* Required action: Return all lines from the entries below in which the word "Martinez" is present.

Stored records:
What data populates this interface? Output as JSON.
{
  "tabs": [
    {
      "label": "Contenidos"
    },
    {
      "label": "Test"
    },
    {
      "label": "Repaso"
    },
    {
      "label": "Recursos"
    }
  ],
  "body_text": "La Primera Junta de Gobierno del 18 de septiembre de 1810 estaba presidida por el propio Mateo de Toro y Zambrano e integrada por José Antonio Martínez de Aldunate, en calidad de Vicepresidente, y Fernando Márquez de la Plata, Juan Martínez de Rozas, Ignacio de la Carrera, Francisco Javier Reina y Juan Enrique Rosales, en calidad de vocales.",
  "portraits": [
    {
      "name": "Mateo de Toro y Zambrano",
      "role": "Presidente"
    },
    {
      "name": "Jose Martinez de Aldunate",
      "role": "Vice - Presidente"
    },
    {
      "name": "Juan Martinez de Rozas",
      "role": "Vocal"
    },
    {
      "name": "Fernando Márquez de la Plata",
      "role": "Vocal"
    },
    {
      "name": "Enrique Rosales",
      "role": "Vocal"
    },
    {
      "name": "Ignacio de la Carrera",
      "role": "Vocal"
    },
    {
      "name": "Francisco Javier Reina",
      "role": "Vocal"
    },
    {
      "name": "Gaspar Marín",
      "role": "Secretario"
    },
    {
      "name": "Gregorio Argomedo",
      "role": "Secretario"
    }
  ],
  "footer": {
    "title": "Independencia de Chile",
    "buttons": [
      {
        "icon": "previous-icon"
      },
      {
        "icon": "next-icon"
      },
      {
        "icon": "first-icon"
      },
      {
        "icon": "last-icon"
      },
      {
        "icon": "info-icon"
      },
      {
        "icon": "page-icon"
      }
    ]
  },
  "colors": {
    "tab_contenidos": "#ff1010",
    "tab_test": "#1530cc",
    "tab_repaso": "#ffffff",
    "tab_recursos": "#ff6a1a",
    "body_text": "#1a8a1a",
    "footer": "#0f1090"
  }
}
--
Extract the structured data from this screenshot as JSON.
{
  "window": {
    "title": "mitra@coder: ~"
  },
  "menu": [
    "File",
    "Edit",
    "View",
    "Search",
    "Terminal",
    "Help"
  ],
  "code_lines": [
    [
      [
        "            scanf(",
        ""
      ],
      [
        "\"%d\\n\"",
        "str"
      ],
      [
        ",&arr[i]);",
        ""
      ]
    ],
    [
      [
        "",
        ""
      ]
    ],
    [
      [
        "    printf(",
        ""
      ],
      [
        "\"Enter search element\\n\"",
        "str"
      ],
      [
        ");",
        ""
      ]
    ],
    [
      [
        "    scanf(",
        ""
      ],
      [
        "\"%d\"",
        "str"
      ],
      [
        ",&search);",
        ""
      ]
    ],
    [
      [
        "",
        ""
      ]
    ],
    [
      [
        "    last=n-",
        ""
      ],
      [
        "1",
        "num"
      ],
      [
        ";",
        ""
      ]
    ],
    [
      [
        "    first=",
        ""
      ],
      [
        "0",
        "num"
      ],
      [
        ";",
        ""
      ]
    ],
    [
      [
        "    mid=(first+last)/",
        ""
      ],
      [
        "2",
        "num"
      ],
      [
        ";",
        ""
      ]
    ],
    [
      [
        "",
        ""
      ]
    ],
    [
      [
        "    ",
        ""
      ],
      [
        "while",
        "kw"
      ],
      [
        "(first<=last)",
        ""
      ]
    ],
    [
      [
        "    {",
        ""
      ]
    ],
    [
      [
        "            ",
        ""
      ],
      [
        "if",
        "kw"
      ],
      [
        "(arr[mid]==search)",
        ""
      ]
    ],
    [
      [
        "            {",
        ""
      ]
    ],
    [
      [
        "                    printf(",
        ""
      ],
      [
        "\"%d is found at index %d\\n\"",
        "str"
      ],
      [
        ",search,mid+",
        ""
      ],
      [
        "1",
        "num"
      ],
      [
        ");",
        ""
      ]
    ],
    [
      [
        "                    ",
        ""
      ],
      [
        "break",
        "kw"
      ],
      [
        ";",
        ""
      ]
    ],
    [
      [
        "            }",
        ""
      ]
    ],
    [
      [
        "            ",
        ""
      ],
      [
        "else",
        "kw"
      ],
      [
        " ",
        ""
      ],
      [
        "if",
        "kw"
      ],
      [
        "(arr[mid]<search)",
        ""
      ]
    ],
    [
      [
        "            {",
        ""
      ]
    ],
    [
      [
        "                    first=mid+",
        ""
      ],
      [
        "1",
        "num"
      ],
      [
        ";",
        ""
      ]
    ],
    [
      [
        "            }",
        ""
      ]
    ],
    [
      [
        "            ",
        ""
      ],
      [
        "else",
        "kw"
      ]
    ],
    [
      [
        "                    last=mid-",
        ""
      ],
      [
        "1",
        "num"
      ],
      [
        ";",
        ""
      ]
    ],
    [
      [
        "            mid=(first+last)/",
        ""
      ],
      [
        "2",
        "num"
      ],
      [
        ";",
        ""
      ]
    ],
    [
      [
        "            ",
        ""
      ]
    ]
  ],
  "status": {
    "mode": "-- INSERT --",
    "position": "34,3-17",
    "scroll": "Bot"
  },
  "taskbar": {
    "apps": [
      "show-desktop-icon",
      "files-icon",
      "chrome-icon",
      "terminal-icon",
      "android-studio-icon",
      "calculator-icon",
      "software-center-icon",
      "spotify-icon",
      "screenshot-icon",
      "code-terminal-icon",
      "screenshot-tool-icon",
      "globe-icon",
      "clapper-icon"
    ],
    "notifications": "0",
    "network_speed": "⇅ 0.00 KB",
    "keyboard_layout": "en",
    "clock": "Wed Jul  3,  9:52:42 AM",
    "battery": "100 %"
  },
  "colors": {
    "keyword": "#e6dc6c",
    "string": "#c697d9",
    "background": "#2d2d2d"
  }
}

* Written response:
      "name": "Jose Martinez de Aldunate",
      "name": "Juan Martinez de Rozas",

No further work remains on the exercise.